==== RECORD SET

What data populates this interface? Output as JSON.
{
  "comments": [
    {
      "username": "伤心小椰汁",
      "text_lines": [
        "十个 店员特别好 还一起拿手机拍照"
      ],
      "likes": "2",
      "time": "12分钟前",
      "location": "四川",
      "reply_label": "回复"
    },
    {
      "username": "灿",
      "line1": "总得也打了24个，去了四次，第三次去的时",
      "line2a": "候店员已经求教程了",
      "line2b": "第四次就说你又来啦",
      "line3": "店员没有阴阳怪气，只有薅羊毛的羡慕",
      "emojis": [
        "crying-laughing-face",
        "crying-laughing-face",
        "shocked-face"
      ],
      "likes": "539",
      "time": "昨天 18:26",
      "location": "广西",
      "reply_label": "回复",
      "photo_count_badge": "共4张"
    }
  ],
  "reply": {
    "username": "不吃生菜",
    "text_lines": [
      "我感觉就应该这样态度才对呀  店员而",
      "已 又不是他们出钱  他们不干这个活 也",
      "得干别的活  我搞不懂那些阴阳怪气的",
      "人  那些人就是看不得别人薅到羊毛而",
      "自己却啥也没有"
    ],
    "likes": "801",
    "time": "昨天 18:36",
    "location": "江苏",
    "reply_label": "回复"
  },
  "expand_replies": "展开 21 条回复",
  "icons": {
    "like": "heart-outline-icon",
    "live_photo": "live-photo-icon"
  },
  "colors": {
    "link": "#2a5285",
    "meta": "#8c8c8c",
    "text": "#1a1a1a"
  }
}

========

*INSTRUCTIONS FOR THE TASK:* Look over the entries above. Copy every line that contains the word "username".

*ANSWER TO THIS PROBLEM:*
      "username": "伤心小椰汁",
      "username": "灿",
    "username": "不吃生菜",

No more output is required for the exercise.